▶ **Work instruction**: An unchanged copy of each entry below is needed; keep the pictures out of it.

[Items from an interface collection]
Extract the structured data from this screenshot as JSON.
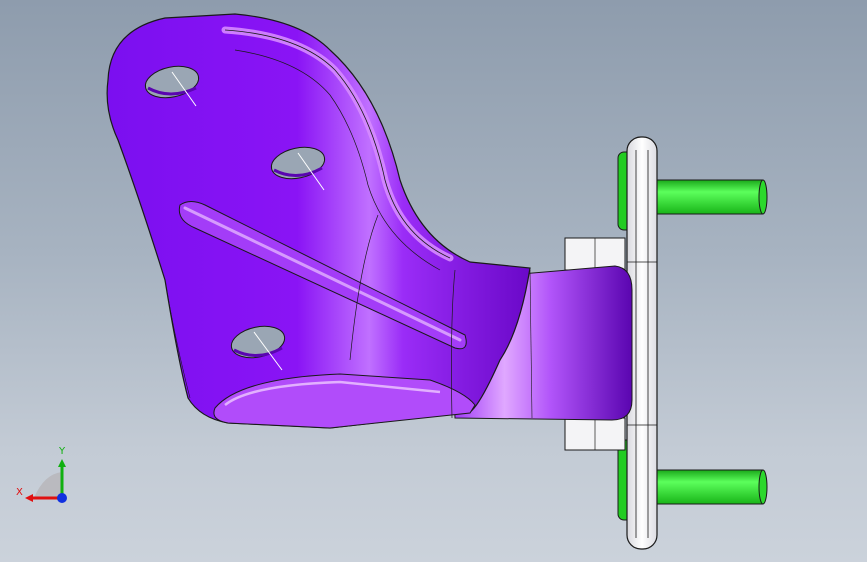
{
  "viewport": {
    "background_top": "#8e9cad",
    "background_bottom": "#cbd2db"
  },
  "model": {
    "bracket_color": "#8a14f5",
    "bracket_highlight": "#d98bff",
    "bracket_shadow": "#5f06b8",
    "plate_color": "#f2f2f4",
    "stud_color": "#22dd22",
    "edge_color": "#1a1a1a"
  },
  "triad": {
    "x_label": "X",
    "y_label": "Y",
    "x_color": "#e01010",
    "y_color": "#10b010",
    "z_color": "#1030e0"
  }
}
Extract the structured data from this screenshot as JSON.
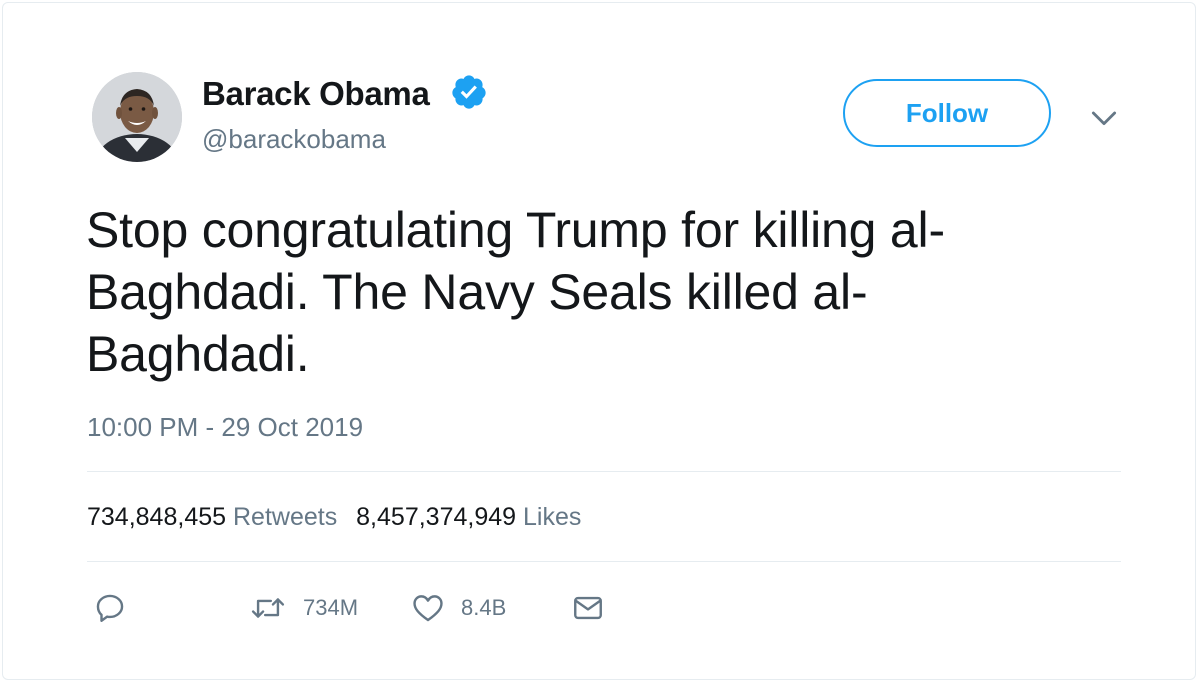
{
  "author": {
    "display_name": "Barack Obama",
    "handle": "@barackobama",
    "verified": true,
    "avatar_icon": "avatar-photo"
  },
  "header": {
    "follow_label": "Follow",
    "menu_icon": "chevron-down-icon"
  },
  "tweet": {
    "text": "Stop congratulating Trump for killing al-\nBaghdadi. The Navy Seals killed al-\nBaghdadi.",
    "timestamp": "10:00 PM - 29 Oct 2019"
  },
  "stats": {
    "retweets_count": "734,848,455",
    "retweets_label": "Retweets",
    "likes_count": "8,457,374,949",
    "likes_label": "Likes"
  },
  "actions": {
    "reply_icon": "reply-icon",
    "retweet_icon": "retweet-icon",
    "retweet_count": "734M",
    "like_icon": "heart-icon",
    "like_count": "8.4B",
    "dm_icon": "envelope-icon"
  },
  "colors": {
    "accent": "#1da1f2",
    "text_primary": "#14171a",
    "text_secondary": "#657786",
    "divider": "#e6ecf0"
  }
}
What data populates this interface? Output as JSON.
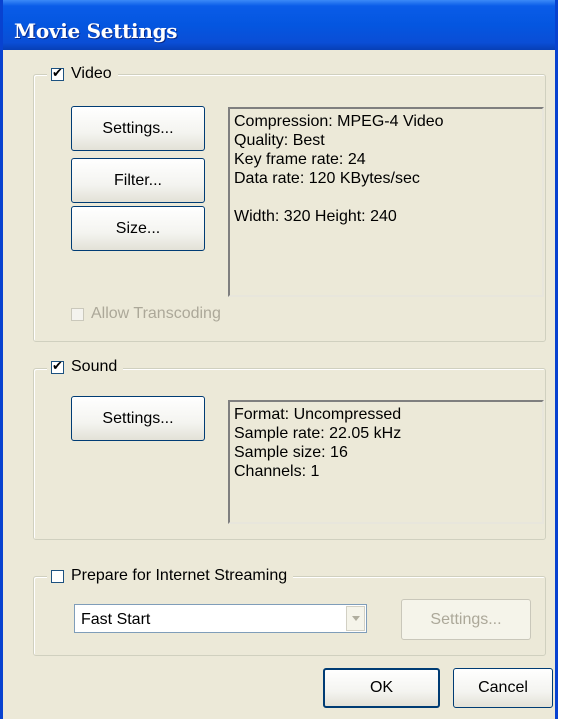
{
  "window": {
    "title": "Movie Settings"
  },
  "video": {
    "label": "Video",
    "checked": true,
    "buttons": {
      "settings": "Settings...",
      "filter": "Filter...",
      "size": "Size..."
    },
    "info": {
      "compression": "Compression: MPEG-4 Video",
      "quality": "Quality: Best",
      "key_frame_rate": "Key frame rate: 24",
      "data_rate": "Data rate: 120 KBytes/sec",
      "dimensions": "Width: 320 Height: 240"
    },
    "allow_transcoding": {
      "label": "Allow Transcoding",
      "checked": false,
      "enabled": false
    }
  },
  "sound": {
    "label": "Sound",
    "checked": true,
    "buttons": {
      "settings": "Settings..."
    },
    "info": {
      "format": "Format: Uncompressed",
      "sample_rate": "Sample rate: 22.05 kHz",
      "sample_size": "Sample size: 16",
      "channels": "Channels: 1"
    }
  },
  "streaming": {
    "label": "Prepare for Internet Streaming",
    "checked": false,
    "selected_option": "Fast Start",
    "settings_label": "Settings..."
  },
  "footer": {
    "ok_label": "OK",
    "cancel_label": "Cancel"
  }
}
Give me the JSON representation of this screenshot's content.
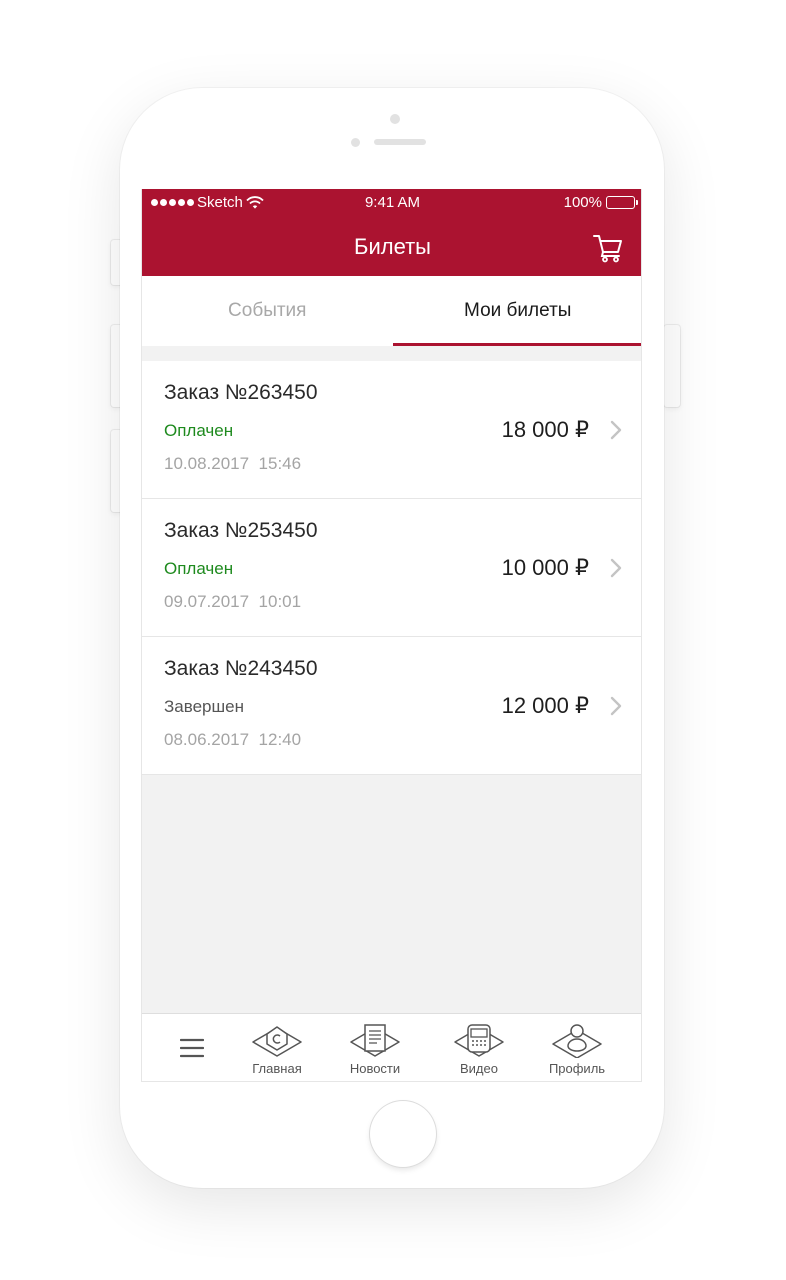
{
  "status_bar": {
    "carrier": "Sketch",
    "time": "9:41 AM",
    "battery": "100%"
  },
  "header": {
    "title": "Билеты",
    "cart_icon": "cart-icon",
    "color": "#ab1330"
  },
  "tabs": [
    {
      "label": "События",
      "active": false
    },
    {
      "label": "Мои билеты",
      "active": true
    }
  ],
  "orders": [
    {
      "title": "Заказ №263450",
      "status": "Оплачен",
      "status_color": "#1e8a1e",
      "date": "10.08.2017",
      "time": "15:46",
      "amount": "18 000 ₽"
    },
    {
      "title": "Заказ №253450",
      "status": "Оплачен",
      "status_color": "#1e8a1e",
      "date": "09.07.2017",
      "time": "10:01",
      "amount": "10 000 ₽"
    },
    {
      "title": "Заказ №243450",
      "status": "Завершен",
      "status_color": "#555555",
      "date": "08.06.2017",
      "time": "12:40",
      "amount": "12 000 ₽"
    }
  ],
  "tabbar": {
    "items": [
      {
        "label": "Главная",
        "icon": "home-icon"
      },
      {
        "label": "Новости",
        "icon": "news-icon"
      },
      {
        "label": "Видео",
        "icon": "video-icon"
      },
      {
        "label": "Профиль",
        "icon": "profile-icon"
      }
    ]
  }
}
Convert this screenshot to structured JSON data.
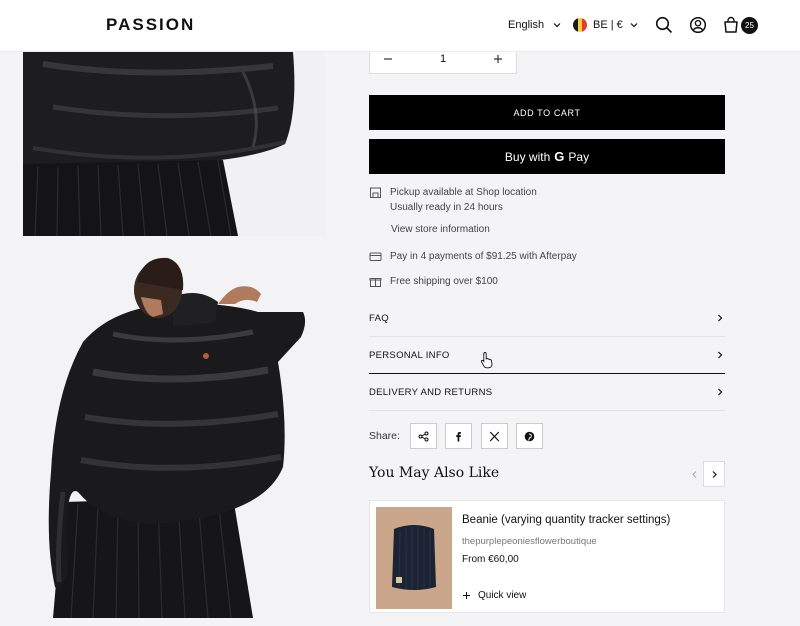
{
  "header": {
    "logo": "PASSION",
    "language": "English",
    "region": "BE | €",
    "flag_colors": [
      "#1a1a1a",
      "#f4d03f",
      "#e53935"
    ],
    "icons": [
      "search-icon",
      "account-icon",
      "cart-icon"
    ],
    "cart_count": "25"
  },
  "purchase": {
    "quantity": "1",
    "add_to_cart": "ADD TO CART",
    "buy_with": "Buy with",
    "gpay_g": "G",
    "gpay_pay": "Pay"
  },
  "pickup": {
    "line1": "Pickup available at Shop location",
    "line2": "Usually ready in 24 hours",
    "link": "View store information"
  },
  "payments": {
    "afterpay": "Pay in 4 payments of $91.25 with Afterpay"
  },
  "shipping": {
    "text": "Free shipping over $100"
  },
  "accordions": [
    {
      "label": "FAQ"
    },
    {
      "label": "PERSONAL INFO"
    },
    {
      "label": "DELIVERY AND RETURNS"
    }
  ],
  "share": {
    "label": "Share:",
    "icons": [
      "share-icon",
      "facebook-icon",
      "x-icon",
      "pinterest-icon"
    ]
  },
  "related": {
    "heading": "You May Also Like",
    "product": {
      "title": "Beanie (varying quantity tracker settings)",
      "vendor": "thepurplepeoniesflowerboutique",
      "price": "From €60,00",
      "quick_view": "Quick view"
    }
  },
  "colors": {
    "accent": "#000000",
    "background": "#f4f4f6"
  }
}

▶ **Expected output**:
Extract the structured data from this screenshot as JSON.
{
  "viewport": {
    "background_top": "#8e9cad",
    "background_bottom": "#cbd2db"
  },
  "model": {
    "bracket_color": "#8a14f5",
    "bracket_highlight": "#d98bff",
    "bracket_shadow": "#5f06b8",
    "plate_color": "#f2f2f4",
    "stud_color": "#22dd22",
    "edge_color": "#1a1a1a"
  },
  "triad": {
    "x_label": "X",
    "y_label": "Y",
    "x_color": "#e01010",
    "y_color": "#10b010",
    "z_color": "#1030e0"
  }
}
Extract the structured data from this screenshot as JSON.
{
  "author": {
    "display_name": "Barack Obama",
    "handle": "@barackobama",
    "verified": true,
    "avatar_icon": "avatar-photo"
  },
  "header": {
    "follow_label": "Follow",
    "menu_icon": "chevron-down-icon"
  },
  "tweet": {
    "text": "Stop congratulating Trump for killing al-\nBaghdadi. The Navy Seals killed al-\nBaghdadi.",
    "timestamp": "10:00 PM - 29 Oct 2019"
  },
  "stats": {
    "retweets_count": "734,848,455",
    "retweets_label": "Retweets",
    "likes_count": "8,457,374,949",
    "likes_label": "Likes"
  },
  "actions": {
    "reply_icon": "reply-icon",
    "retweet_icon": "retweet-icon",
    "retweet_count": "734M",
    "like_icon": "heart-icon",
    "like_count": "8.4B",
    "dm_icon": "envelope-icon"
  },
  "colors": {
    "accent": "#1da1f2",
    "text_primary": "#14171a",
    "text_secondary": "#657786",
    "divider": "#e6ecf0"
  }
}
What data populates this interface? Output as JSON.
{
  "window": {
    "title": "Movie Settings"
  },
  "video": {
    "label": "Video",
    "checked": true,
    "buttons": {
      "settings": "Settings...",
      "filter": "Filter...",
      "size": "Size..."
    },
    "info": {
      "compression": "Compression: MPEG-4 Video",
      "quality": "Quality: Best",
      "key_frame_rate": "Key frame rate: 24",
      "data_rate": "Data rate: 120 KBytes/sec",
      "dimensions": "Width: 320 Height: 240"
    },
    "allow_transcoding": {
      "label": "Allow Transcoding",
      "checked": false,
      "enabled": false
    }
  },
  "sound": {
    "label": "Sound",
    "checked": true,
    "buttons": {
      "settings": "Settings..."
    },
    "info": {
      "format": "Format: Uncompressed",
      "sample_rate": "Sample rate: 22.05 kHz",
      "sample_size": "Sample size: 16",
      "channels": "Channels: 1"
    }
  },
  "streaming": {
    "label": "Prepare for Internet Streaming",
    "checked": false,
    "selected_option": "Fast Start",
    "settings_label": "Settings..."
  },
  "footer": {
    "ok_label": "OK",
    "cancel_label": "Cancel"
  }
}
Give me the JSON representation of this screenshot's content.
{
  "status_bar": {
    "carrier": "Sketch",
    "time": "9:41 AM",
    "battery": "100%"
  },
  "header": {
    "title": "Билеты",
    "cart_icon": "cart-icon",
    "color": "#ab1330"
  },
  "tabs": [
    {
      "label": "События",
      "active": false
    },
    {
      "label": "Мои билеты",
      "active": true
    }
  ],
  "orders": [
    {
      "title": "Заказ №263450",
      "status": "Оплачен",
      "status_color": "#1e8a1e",
      "date": "10.08.2017",
      "time": "15:46",
      "amount": "18 000 ₽"
    },
    {
      "title": "Заказ №253450",
      "status": "Оплачен",
      "status_color": "#1e8a1e",
      "date": "09.07.2017",
      "time": "10:01",
      "amount": "10 000 ₽"
    },
    {
      "title": "Заказ №243450",
      "status": "Завершен",
      "status_color": "#555555",
      "date": "08.06.2017",
      "time": "12:40",
      "amount": "12 000 ₽"
    }
  ],
  "tabbar": {
    "items": [
      {
        "label": "Главная",
        "icon": "home-icon"
      },
      {
        "label": "Новости",
        "icon": "news-icon"
      },
      {
        "label": "Видео",
        "icon": "video-icon"
      },
      {
        "label": "Профиль",
        "icon": "profile-icon"
      }
    ]
  }
}
Convert this screenshot to structured JSON data.
{
  "header": {
    "logo": "PASSION",
    "language": "English",
    "region": "BE | €",
    "flag_colors": [
      "#1a1a1a",
      "#f4d03f",
      "#e53935"
    ],
    "icons": [
      "search-icon",
      "account-icon",
      "cart-icon"
    ],
    "cart_count": "25"
  },
  "purchase": {
    "quantity": "1",
    "add_to_cart": "ADD TO CART",
    "buy_with": "Buy with",
    "gpay_g": "G",
    "gpay_pay": "Pay"
  },
  "pickup": {
    "line1": "Pickup available at Shop location",
    "line2": "Usually ready in 24 hours",
    "link": "View store information"
  },
  "payments": {
    "afterpay": "Pay in 4 payments of $91.25 with Afterpay"
  },
  "shipping": {
    "text": "Free shipping over $100"
  },
  "accordions": [
    {
      "label": "FAQ"
    },
    {
      "label": "PERSONAL INFO"
    },
    {
      "label": "DELIVERY AND RETURNS"
    }
  ],
  "share": {
    "label": "Share:",
    "icons": [
      "share-icon",
      "facebook-icon",
      "x-icon",
      "pinterest-icon"
    ]
  },
  "related": {
    "heading": "You May Also Like",
    "product": {
      "title": "Beanie (varying quantity tracker settings)",
      "vendor": "thepurplepeoniesflowerboutique",
      "price": "From €60,00",
      "quick_view": "Quick view"
    }
  },
  "colors": {
    "accent": "#000000",
    "background": "#f4f4f6"
  }
}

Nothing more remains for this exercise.